Guinea-Bissau - Geography
Guinea-Bissau - geography, the coastal region is low lying and
divided by numerous bays and wide estuaries; off the coast lies the Bissagos
Islands. The area has up to 6 m of tide, and there are large mangrove areas,
which however have been cleared to rice fields in several places. The climate is
tropical and the coastal region is characterized by moist sea air. Especially in
the islands, there are lots of woods that are deciduous due to the long dry
season from November to April.
The inner part of the country is a flat plain, which to the east
turns into a plateau of rocky cliffs and cut river valleys. During the rainy
season, the rivers cross their banks, and when there is high tide along the
coast, a third of Guinea-Bissau's area is submerged. The dry season is
characterized by northeast winds; the natural vegetation is savanna.
Agriculture. The country is completely dominated by family farms,
which grow mainly for self-sufficiency, supplemented by a few export crops. On
the coast, there are cashew nuts and oil palm products, and here fishery
supplements the food supply. Inland, peanuts are grown, in addition to rice,
corn, millet and sweet potatoes for their own consumption.
Population and living conditions. Living standards are low and in
the unhealthy coastal region, large parts of the population have malaria. More
than 10% of children die during their first year of life, and life expectancy is
estimated to be 45 years for men and 49 years for women (2006). The population
is growing by 2% per year as a result of a high birth rate; each woman gives
birth to an average of five children. The largest ethnic groups are the Muslim peul (fulani),
especially cattle people, as well as malinké. In the coastal region
live balant, and in the islands bijagos, which have a
matriarchal order of society. At the mouth of the Geba River lies Bissau, the
country's capital and only major city with administration, the main port and
airport, as well as a few industrial companies that process agricultural
products. The country's very low level of development is reflected, among other
things. of energy consumption, which is stated to be 37 kg of oil equivalent per
year. per person per year, which is an extremely small number.
Do you know how many people there are in
Guinea-Bissau? Check this site to see population pyramid and resident
density about this country.
Economy. Since independence in 1974, the country's situation has
gradually deteriorated, and in the mid-1980's the economy lay in ruins with high
inflation, a persistent current account deficit and an incalculable external
debt. In addition, agriculture was affected by drought and grasshopper attacks

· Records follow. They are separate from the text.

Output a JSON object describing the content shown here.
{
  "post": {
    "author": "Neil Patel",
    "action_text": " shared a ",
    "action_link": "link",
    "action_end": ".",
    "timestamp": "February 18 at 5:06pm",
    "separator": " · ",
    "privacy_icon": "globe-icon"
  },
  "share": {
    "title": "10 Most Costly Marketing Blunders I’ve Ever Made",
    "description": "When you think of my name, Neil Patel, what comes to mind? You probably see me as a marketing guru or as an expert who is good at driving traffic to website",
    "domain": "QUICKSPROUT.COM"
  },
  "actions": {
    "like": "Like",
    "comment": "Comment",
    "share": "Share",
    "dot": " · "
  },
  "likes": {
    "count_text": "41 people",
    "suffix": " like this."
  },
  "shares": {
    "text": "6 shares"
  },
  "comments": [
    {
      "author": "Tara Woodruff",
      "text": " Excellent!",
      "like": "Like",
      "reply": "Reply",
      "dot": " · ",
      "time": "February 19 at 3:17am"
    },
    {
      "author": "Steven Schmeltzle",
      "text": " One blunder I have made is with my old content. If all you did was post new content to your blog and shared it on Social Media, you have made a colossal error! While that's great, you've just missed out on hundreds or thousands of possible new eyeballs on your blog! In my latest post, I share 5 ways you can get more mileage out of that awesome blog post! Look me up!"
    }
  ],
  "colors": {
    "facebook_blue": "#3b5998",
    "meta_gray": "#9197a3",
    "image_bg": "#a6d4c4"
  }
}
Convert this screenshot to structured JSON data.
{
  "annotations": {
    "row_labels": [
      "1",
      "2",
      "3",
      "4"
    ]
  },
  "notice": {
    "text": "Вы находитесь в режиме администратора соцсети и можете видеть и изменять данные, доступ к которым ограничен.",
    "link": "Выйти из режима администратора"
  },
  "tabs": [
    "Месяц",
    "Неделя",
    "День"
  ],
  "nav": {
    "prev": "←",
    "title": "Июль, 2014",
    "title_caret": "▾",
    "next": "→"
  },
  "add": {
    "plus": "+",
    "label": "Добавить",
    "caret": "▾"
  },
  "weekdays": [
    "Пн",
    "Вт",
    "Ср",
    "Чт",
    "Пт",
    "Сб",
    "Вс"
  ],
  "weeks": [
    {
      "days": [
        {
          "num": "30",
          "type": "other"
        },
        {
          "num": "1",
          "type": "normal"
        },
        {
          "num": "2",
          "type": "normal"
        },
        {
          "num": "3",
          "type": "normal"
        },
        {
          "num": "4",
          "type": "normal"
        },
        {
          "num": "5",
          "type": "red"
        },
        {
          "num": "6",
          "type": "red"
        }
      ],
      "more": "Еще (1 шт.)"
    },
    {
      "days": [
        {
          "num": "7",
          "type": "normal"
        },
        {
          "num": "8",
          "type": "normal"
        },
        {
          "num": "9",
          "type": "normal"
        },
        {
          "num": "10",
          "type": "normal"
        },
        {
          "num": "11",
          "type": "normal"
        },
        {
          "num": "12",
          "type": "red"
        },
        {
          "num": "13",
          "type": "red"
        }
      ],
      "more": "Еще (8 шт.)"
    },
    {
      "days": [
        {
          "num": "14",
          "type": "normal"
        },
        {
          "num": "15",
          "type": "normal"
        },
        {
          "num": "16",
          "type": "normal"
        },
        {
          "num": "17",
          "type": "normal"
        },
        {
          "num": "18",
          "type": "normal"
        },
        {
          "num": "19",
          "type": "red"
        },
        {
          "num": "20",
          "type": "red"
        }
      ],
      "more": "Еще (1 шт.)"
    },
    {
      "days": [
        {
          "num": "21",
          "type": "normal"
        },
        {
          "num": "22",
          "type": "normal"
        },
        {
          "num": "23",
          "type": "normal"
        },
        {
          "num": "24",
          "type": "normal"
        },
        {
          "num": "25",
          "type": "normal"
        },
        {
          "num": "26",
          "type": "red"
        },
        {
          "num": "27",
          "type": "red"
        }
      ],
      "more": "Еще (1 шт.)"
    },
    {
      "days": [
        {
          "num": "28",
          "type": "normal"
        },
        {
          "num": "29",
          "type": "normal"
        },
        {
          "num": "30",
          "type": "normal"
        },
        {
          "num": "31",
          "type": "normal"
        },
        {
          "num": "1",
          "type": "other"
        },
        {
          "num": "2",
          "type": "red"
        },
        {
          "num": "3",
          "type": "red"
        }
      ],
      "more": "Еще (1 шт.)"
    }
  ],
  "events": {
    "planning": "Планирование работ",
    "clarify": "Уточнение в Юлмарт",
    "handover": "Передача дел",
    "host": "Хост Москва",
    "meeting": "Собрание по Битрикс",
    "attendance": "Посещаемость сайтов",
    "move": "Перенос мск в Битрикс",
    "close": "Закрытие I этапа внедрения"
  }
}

for several years. In 1987, Guinea-Bissau obtained a loan from the World
Bank and the IMF, but had to accept a structural adjustment program aimed at
reducing the public sector. by layoffs. In addition, the private sector was
strengthened by removing price controls and trade restrictions. In 2000, the
World Bank and the IMF awarded Guinea-Bissau debt relief support under the HIPC
(Heavily Indebted Poor Countries) program); however, the aid was
suspended in 2001 due to suspected fraud.
The civil war of 1998 caused major infrastructure destruction and a sharp
decline in GDP. The situation improved somewhat in the following years, but the
economy remains in very poor condition. Guinea-Bissau is heavily indebted and
dependent on foreign aid.
In 1988, the government entered into an agreement with chemical companies in
the United Kingdom, the United States and Switzerland to dump $ 15 million. t
waste in the country. It could have meant a lot of revenue to the country, but
international pressure from exile politicians and environmental organizations
prompted the government to cancel the deal.
Guinea-Bissau - language
Guinea-Bissau - language spoken approximately 20 Nigerian-Kordofan languages in the
country, including the West Atlantic languages balanta of approximately 370,000
and fulani of approximately 245,000, as well as man-language Mandinka spoken
by about 155,000. At independence in 1974, it was planned that the
Portuguese-based creole crioulo that serves as the lingua franca,
should be the official language, but Portuguese is still used in the
administration, the media and the educational system.